Don’t just eat with a spoon. Eat the spoon — That’s a call from Crunch Cutlery, a homegrown startup that aims to reduce plastic waste while improving urban nutrition with its collection of edible cutlery.
Made of flour, nutritional mix, olive oil, coconut oil, baking soda, food-grade colouring and emulcos, the edible spoon is essentially a handmade biscuit that can be consumed as part of the meal. The spoons also contain superfoods such as organic chia seeds, desiccated coconut and golden flax seeds, according to Crunch Cutlery’s website.
The brand was founded in late 2020 by cooking enthusiast Anna Lam, sustainability advocate Sean Neo and business consultant Ezra Chan. The trio have left their day jobs to run Crunchy Cutlery. They hope more people will opt for their nutrient-packed edible spoons over single-use plastic spoons in time to come.
Commenting on the demand for Crunch Cutlery’s products so far, Mr Chan said his team has been “quite blessed” thanks to customers who are willing to pay more for sustainable products.
He added that Crunch Cutlery has been able to achieve positive gross margins. They are investing their profits into the company’s further research and development.
The 29-year-old said: “I feel that Singaporeans do have the goodness within them to actually pay a premium just so that they can save a bit of plastic.”

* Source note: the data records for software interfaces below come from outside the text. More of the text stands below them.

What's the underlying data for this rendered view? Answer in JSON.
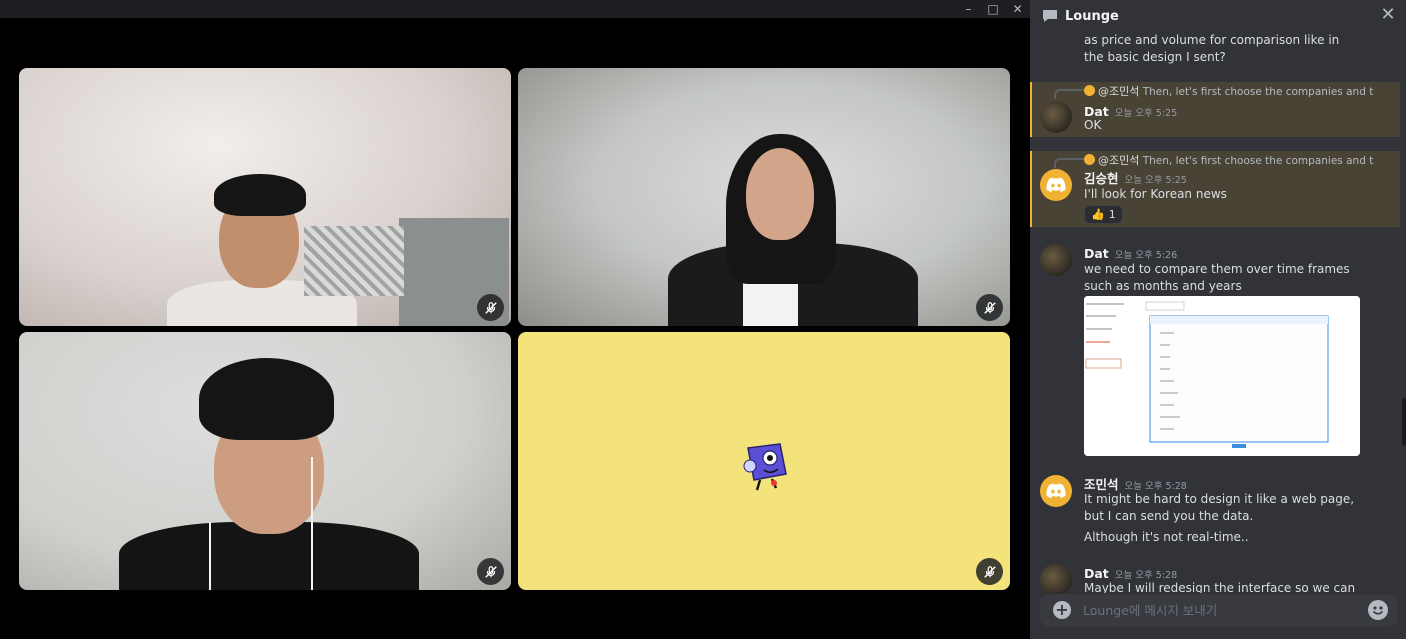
{
  "window": {
    "minimize_icon": "–",
    "maximize_icon": "□",
    "close_icon": "✕"
  },
  "chat": {
    "channel_title": "Lounge",
    "close_icon": "✕",
    "messages": [
      {
        "text": "as price and volume for comparison like in the basic design I sent?"
      },
      {
        "reply_user": "@조민석",
        "reply_text": "Then, let's first choose the companies and th",
        "author": "Dat",
        "timestamp": "오늘 오후 5:25",
        "text": "OK",
        "highlighted": true
      },
      {
        "reply_user": "@조민석",
        "reply_text": "Then, let's first choose the companies and th",
        "author": "김승현",
        "timestamp": "오늘 오후 5:25",
        "text": "I'll look for Korean news",
        "reaction_emoji": "👍",
        "reaction_count": "1",
        "highlighted": true
      },
      {
        "author": "Dat",
        "timestamp": "오늘 오후 5:26",
        "text": "we need to compare them over time frames such as months and years"
      },
      {
        "author": "조민석",
        "timestamp": "오늘 오후 5:28",
        "text": "It might be hard to design it like a web page, but I can send you the data.",
        "text2": "Although it's not real-time.."
      },
      {
        "author": "Dat",
        "timestamp": "오늘 오후 5:28",
        "text": "Maybe I will redesign the interface so we can"
      }
    ],
    "composer_placeholder": "Lounge에 메시지 보내기"
  },
  "colors": {
    "chat_bg": "#313338",
    "mention_highlight": "#494336",
    "mention_border": "#f0b232",
    "tile4_bg": "#f3e37a"
  }
}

While Crunch Cutlery can’t single-handedly root out plastic waste, Mr Chan said he believes his team can “make a dent” by providing an “alternative option” to eco-conscious customers.
For now, customers can find their products online and at physical stores such as An Acai Affair and UglyFood. Each set of eight edible spoons is priced from $11 to $13, depending on their flavours including Blue Pea Lychee, Pink Strawberry, Tangy Tomato and Green Tea.

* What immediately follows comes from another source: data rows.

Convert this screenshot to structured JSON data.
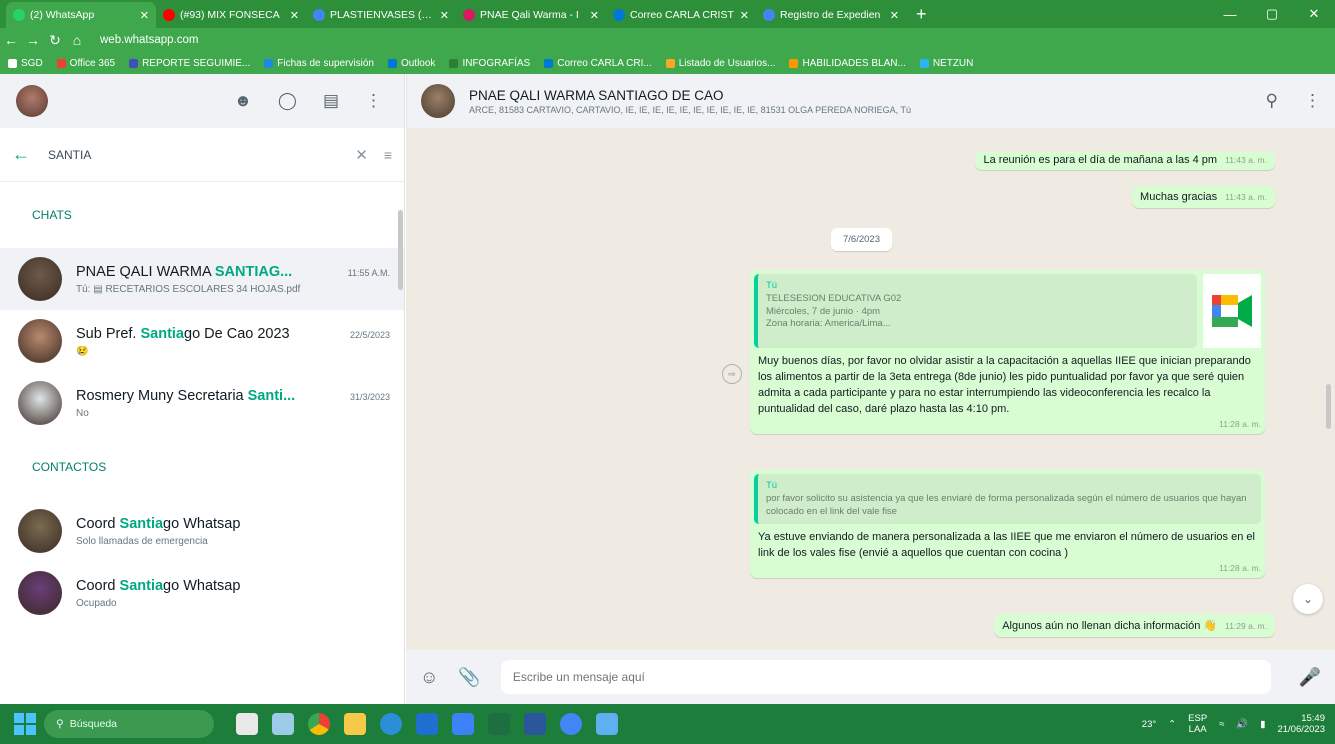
{
  "browser": {
    "tabs": [
      {
        "title": "(2) WhatsApp",
        "color": "#25d366"
      },
      {
        "title": "(#93) MIX FONSECA",
        "color": "#ff0000"
      },
      {
        "title": "PLASTIENVASES (TLp",
        "color": "#4285f4"
      },
      {
        "title": "PNAE Qali Warma - I",
        "color": "#d81b60"
      },
      {
        "title": "Correo CARLA CRIST",
        "color": "#0078d4"
      },
      {
        "title": "Registro de Expedien",
        "color": "#4285f4"
      }
    ],
    "new_tab": "+",
    "url": "web.whatsapp.com",
    "bookmarks": [
      {
        "label": "SGD",
        "color": "#ffffff"
      },
      {
        "label": "Office 365",
        "color": "#ea4335"
      },
      {
        "label": "REPORTE SEGUIMIE...",
        "color": "#3f51b5"
      },
      {
        "label": "Fichas de supervisión",
        "color": "#1e88e5"
      },
      {
        "label": "Outlook",
        "color": "#0078d4"
      },
      {
        "label": "INFOGRAFÍAS",
        "color": "#2e7d32"
      },
      {
        "label": "Correo CARLA CRI...",
        "color": "#0078d4"
      },
      {
        "label": "Listado de Usuarios...",
        "color": "#f9a825"
      },
      {
        "label": "HABILIDADES BLAN...",
        "color": "#ff9800"
      },
      {
        "label": "NETZUN",
        "color": "#29b6f6"
      }
    ]
  },
  "sidebar": {
    "search_query": "SANTIA",
    "chats_heading": "CHATS",
    "contacts_heading": "CONTACTOS",
    "chats": [
      {
        "pre": "PNAE QALI WARMA ",
        "match": "SANTIAG...",
        "post": "",
        "time": "11:55 A.M.",
        "sub": "Tú: ▤ RECETARIOS ESCOLARES 34 HOJAS.pdf",
        "avatar": "#6d5a4a"
      },
      {
        "pre": "Sub Pref. ",
        "match": "Santia",
        "post": "go De Cao 2023",
        "time": "22/5/2023",
        "sub": "😢",
        "avatar": "#b98a6e"
      },
      {
        "pre": "Rosmery Muny Secretaria ",
        "match": "Santi...",
        "post": "",
        "time": "31/3/2023",
        "sub": "No",
        "avatar": "#dfe5e7"
      }
    ],
    "contacts": [
      {
        "pre": "Coord ",
        "match": "Santia",
        "post": "go Whatsap",
        "sub": "Solo llamadas de emergencia",
        "avatar": "#7a6b52"
      },
      {
        "pre": "Coord ",
        "match": "Santia",
        "post": "go Whatsap",
        "sub": "Ocupado",
        "avatar": "#6a3d7a"
      }
    ]
  },
  "conversation": {
    "title": "PNAE QALI WARMA SANTIAGO DE CAO",
    "members": "ARCE, 81583 CARTAVIO, CARTAVIO, IE, IE, IE, IE, IE, IE, IE, IE, IE, IE, 81531 OLGA PEREDA NORIEGA, Tú",
    "messages": {
      "m1_text": "La reunión es para el día de mañana a las 4 pm",
      "m1_time": "11:43 a. m.",
      "m2_text": "Muchas gracias",
      "m2_time": "11:43 a. m.",
      "date_chip": "7/6/2023",
      "q1_who": "Tú",
      "q1_line1": "TELESESION EDUCATIVA G02",
      "q1_line2": "Miércoles, 7 de junio · 4pm",
      "q1_line3": "Zona horaria: America/Lima...",
      "m3_text": "Muy buenos días, por favor no olvidar asistir a la capacitación a aquellas IIEE que inician preparando los alimentos a partir de la 3eta entrega (8de junio) les pido puntualidad por favor ya que seré quien admita a cada participante y para no estar interrumpiendo las videoconferencia les recalco la puntualidad del caso, daré plazo hasta las 4:10 pm.",
      "m3_time": "11:28 a. m.",
      "q2_who": "Tú",
      "q2_text": "por favor solicito su asistencia ya que les enviaré de forma personalizada según el número de usuarios que hayan colocado en el link del vale fise",
      "m4_text": "Ya estuve enviando de manera personalizada a las IIEE que me enviaron el número de usuarios en el link de los vales fise (envié a aquellos que cuentan con cocina )",
      "m4_time": "11:28 a. m.",
      "m5_text": "Algunos aún no llenan dicha información 👋",
      "m5_time": "11:29 a. m."
    },
    "compose_placeholder": "Escribe un mensaje aquí"
  },
  "taskbar": {
    "search_label": "Búsqueda",
    "temperature": "23°",
    "lang_top": "ESP",
    "lang_bottom": "LAA",
    "time": "15:49",
    "date": "21/06/2023"
  }
}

“Our price is easily 10 to 20 times more than that of a plastic spoon, which is why we have put in a lot of thought into not only making it sustainable but nutritious as well,” said Mr Chan.
Ms Ashley Guo Xiao Zhen, 21, paid $1.50 more for a Crunch Cutlery spoon to go with her Acai bowl. Although eating with the edible spoon is a “unique experience”, she said she broke the spoon fairly quickly.

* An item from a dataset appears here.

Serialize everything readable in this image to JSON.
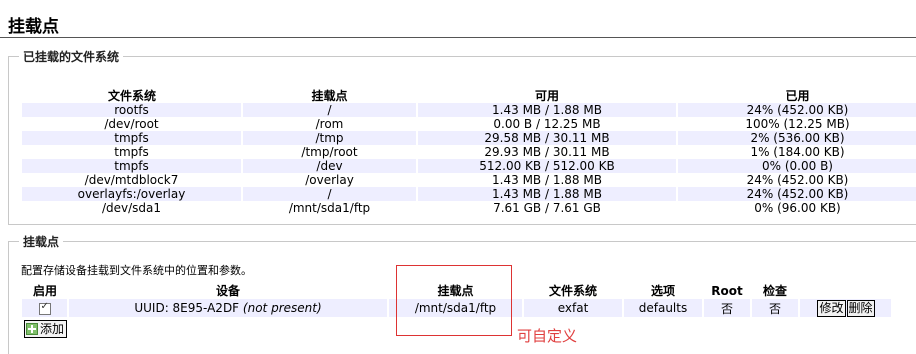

“I won’t specially go [to] buy the spoon to use at home but I don’t mind getting one with my Acai,” said Ms Guo.
On the other hand, Yu Jia Lin, 19, a sustainability advocate, said she wouldn’t buy the edible spoons as she doesn’t “see it as necessary”.
The Raffles Institution graduate prefers using reusable cutlery. She also brings her own reusable containers for takeaway meals and reusable bags for grocery shopping.
She said there’s too much emphasis on “constant renewing” in our lifestyles and that people should move away from the “buy and throw systems”.
Likewise, Ms Nanthini Ramanadan, 21, said she wouldn’t buy edible spoons since she can’t reuse them.
“[Since] the spoons only last for three weeks I would not purchase them,” said the Singaporean student who’s studying at the University of Queensland, Australia. Crunch Cutlery recommends that their spoons be consumed within three weeks of purchase.
But to do her part for sustainability, Ms Ramanadan will continue to refrain from “taking plastic utensils when ordering takeaways”.
Jia Lin added that she wouldn’t mind paying more for some sustainably-sourced products if they are useful.
“Some products are really transparent about their origins and they support indigenous or local communities, which leads to sourcing [for] materials becoming more expensive,” she said.
“In this case, if the product is really useful, I would be fine with buying it.”
Edited By: Adiel Rusyaidi Ruslani and Charlotte Chang
Proofread By: Teo Yin Yan and Tricia Kuan